Mastering ‘à’ and ‘de’ with Infinitives in French

Mastering ‘à’ and ‘de’ with Infinitives in French

Deciding when to use ‘à’ or ‘de’ with infinitives in French can be tricky for learners, but these short prepositions play an important role. Used improperly, they can change the entire meaning of a sentence. This comprehensive guide will explain when and how to correctly use ‘à’ and ‘de’ with infinitives in French.


In the French language, infinitives are verb forms that function as nouns. Some examples of infinitives are ‘parler’ (to speak), ‘finir’ (to finish), and ‘venir’ (to come). Infinitives will often follow other verbs to indicate actions. For example, “Elle apprend à nager” (She is learning to swim).

French Udemy

The prepositions ‘à’ and ‘de’ are used with infinitives to express “to” or “from/stop” doing something. The choice between ‘à’ and ‘de’ changes the meaning and direction of the sentence. Mastering when to use each is an important milestone in French grammar.
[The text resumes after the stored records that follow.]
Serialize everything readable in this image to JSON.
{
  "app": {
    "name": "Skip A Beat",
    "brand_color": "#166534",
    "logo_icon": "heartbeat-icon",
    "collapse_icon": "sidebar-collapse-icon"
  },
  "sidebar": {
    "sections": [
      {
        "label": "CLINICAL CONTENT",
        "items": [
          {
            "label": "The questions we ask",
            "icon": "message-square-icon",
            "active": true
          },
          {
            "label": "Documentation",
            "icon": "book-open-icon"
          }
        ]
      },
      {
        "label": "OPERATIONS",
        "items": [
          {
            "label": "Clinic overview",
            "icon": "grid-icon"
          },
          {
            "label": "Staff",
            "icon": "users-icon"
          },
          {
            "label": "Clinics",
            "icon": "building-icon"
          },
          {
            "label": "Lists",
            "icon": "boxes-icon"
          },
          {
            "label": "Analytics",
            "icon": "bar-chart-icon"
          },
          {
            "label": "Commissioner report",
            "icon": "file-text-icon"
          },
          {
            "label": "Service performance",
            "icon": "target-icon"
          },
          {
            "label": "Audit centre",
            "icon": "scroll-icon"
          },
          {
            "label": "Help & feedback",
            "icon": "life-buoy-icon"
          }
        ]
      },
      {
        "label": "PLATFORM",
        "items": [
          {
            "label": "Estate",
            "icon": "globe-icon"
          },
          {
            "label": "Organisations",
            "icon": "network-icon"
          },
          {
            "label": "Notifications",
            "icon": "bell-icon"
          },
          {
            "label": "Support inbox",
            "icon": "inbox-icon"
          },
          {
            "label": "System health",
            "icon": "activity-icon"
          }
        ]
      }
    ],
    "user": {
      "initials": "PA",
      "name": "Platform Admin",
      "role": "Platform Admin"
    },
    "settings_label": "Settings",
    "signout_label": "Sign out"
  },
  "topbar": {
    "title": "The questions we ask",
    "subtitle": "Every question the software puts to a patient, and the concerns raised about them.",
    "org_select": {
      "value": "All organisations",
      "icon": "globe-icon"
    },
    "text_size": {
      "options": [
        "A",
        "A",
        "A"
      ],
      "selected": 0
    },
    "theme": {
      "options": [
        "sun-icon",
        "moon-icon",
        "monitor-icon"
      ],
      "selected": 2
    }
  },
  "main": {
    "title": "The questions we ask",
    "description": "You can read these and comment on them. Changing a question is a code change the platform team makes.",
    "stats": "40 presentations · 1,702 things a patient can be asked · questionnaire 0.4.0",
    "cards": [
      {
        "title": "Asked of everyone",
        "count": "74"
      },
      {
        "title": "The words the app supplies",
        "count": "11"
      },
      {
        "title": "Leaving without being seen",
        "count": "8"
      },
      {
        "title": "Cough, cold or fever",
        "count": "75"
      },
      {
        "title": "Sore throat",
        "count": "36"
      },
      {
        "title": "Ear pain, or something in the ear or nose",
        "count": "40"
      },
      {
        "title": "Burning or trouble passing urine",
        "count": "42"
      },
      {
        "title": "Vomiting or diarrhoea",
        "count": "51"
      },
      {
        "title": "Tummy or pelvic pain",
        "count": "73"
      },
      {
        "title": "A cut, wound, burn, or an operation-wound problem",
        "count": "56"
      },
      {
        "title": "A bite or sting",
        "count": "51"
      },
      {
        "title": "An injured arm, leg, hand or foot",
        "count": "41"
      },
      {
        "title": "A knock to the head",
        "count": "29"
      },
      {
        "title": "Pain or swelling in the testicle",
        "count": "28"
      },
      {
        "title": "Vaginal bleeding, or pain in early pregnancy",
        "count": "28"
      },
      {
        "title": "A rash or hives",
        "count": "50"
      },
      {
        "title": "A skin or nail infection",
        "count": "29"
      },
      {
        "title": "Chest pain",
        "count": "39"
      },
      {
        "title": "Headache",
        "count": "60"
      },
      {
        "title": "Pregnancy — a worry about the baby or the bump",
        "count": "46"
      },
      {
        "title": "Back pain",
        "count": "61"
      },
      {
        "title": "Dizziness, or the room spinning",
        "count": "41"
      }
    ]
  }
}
When to use ‘à’

The preposition ‘à’ translates to ‘to’ in English and is used to indicate movement toward an action. Here are some key uses of ‘à’ with infinitives:

After verbs that express wanting, deciding, or needing to do something:

  • Je veux à manger. (I want to eat.)
  • J’ai décidé à partir. (I decided to leave.)

After verbs that express learning or starting something new:

  • Elle apprend à conduire. (She is learning to drive.)
  • Je commence à comprendre. (I’m starting to understand.)

To express ‘in order to’ after certain verbs:

  • Parle lentement à me comprendre. (Speak slowly in order for me to understand.)

When to use ‘de’

The preposition ‘de’ translates to ‘from’ or ‘to stop’ when used before an infinitive. Here are some main uses of ‘de’ with infinitives:

To express an action that has just finished:

  • Je viens de manger. (I just ate.)
  • Elle vient de partir. (She just left.)

To express being afraid or avoiding something:

  • J’ai peur de tomber. (I’m afraid to fall.)
  • J’évite de le voir. (I avoid seeing him.)

To express stopping an action or abstaining from doing something:

  • Arrête de fumer! (Stop smoking!)
  • Je me retiens de rire. (I refrain from laughing.)

Using ‘de’ with ‘avant’ and ‘après’

The preposition ‘de’ can be used after ‘avant’ and ‘après’ to express an action or state that precedes or follows another action.


  • Avant de manger, je me lave les mains. (Before eating, I wash my hands.)
  • Après d’avoir fait mes devoirs, je peux relaxer. (After doing my homework, I can relax.)

In these sentences, ‘de’ is used with the infinitive verbs ‘manger’ (to eat) and ‘avoir fait’ (to have done).

‘Avant de’ means ‘before doing something.’
‘Après de’ means ‘after doing something.’

So ‘de’ is used after these expressions when you want to indicate something happening before or after another action. The ‘de’ preposition connects the temporal expression (‘avant’ or ‘après’) with the following infinitive verb.

Wrapping things up

Learning to properly use ‘à’ and ‘de’ with infinitives will prevent many common mistakes in French grammar. The key difference is that ‘à’ initiates an action while ‘de’ stops or moves away from an action.

Pay attention to the context of the sentence to determine if it expresses starting or stopping. With time, choosing ‘à’ or ‘de’ will become second nature. Mastering these subtle prepositions will greatly improve fluency in the French language.